§ **Dataset records**
■ ■ ■

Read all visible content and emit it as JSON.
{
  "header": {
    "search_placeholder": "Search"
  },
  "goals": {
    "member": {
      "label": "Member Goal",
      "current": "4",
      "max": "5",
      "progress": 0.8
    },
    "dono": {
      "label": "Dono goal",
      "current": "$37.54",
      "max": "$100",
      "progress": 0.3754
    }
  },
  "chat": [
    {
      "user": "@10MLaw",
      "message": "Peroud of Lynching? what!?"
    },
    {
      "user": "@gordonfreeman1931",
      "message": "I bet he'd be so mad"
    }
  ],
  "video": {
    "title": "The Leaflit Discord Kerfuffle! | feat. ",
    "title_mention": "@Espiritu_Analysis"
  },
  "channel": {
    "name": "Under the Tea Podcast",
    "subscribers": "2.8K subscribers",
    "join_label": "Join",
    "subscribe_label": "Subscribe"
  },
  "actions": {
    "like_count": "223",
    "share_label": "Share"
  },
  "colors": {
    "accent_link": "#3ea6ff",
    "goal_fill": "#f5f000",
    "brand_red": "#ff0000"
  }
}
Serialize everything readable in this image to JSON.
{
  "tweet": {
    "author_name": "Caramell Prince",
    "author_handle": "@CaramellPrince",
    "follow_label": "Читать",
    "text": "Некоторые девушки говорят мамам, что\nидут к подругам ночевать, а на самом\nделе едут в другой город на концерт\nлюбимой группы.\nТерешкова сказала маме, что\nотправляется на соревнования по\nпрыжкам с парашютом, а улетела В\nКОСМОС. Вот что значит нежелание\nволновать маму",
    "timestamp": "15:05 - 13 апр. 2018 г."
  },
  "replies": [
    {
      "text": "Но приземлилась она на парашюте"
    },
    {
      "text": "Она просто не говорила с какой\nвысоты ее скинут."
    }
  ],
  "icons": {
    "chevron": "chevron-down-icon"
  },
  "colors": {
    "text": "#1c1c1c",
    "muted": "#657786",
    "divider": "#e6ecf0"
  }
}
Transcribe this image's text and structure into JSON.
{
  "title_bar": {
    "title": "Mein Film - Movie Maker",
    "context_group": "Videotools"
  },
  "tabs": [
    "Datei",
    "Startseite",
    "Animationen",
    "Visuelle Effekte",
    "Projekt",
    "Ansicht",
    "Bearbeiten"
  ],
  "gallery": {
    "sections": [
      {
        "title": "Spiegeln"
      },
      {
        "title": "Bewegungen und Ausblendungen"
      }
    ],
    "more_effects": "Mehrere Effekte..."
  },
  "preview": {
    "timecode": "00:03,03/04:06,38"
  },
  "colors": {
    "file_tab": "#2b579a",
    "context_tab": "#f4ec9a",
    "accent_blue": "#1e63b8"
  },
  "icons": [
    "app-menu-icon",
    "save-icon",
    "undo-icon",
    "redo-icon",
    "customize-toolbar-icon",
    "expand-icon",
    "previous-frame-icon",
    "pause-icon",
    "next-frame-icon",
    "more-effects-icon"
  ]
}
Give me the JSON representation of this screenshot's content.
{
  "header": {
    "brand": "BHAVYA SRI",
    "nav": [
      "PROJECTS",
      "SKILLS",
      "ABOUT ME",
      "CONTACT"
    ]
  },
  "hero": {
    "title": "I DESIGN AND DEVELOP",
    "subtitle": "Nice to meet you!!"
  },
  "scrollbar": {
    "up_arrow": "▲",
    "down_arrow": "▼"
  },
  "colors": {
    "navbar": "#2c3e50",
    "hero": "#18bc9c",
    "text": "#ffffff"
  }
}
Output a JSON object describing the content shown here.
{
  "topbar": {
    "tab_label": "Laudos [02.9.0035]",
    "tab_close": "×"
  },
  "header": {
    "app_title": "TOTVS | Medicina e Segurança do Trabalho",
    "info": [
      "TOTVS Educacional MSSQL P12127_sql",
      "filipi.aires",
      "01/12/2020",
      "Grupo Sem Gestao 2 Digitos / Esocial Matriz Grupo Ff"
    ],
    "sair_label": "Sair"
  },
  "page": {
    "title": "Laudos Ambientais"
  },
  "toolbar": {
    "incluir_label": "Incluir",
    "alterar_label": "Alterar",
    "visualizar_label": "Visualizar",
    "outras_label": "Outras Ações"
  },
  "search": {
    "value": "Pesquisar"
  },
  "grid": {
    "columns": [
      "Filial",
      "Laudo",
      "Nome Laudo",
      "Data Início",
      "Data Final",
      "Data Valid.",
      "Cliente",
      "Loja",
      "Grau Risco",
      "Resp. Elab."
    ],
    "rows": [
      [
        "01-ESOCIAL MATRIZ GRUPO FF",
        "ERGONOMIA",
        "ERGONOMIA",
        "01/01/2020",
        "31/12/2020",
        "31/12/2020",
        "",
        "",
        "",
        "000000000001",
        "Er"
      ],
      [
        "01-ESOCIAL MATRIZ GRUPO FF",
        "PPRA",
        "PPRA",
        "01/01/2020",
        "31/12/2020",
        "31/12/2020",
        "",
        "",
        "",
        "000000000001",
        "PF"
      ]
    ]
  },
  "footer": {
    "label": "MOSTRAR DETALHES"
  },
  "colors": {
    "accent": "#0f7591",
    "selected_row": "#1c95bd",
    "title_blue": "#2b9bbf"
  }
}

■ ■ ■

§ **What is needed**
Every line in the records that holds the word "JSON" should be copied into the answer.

§ **Response for this exercise**
Read all visible content and emit it as JSON.
Serialize everything readable in this image to JSON.
Transcribe this image's text and structure into JSON.
Give me the JSON representation of this screenshot's content.
Output a JSON object describing the content shown here.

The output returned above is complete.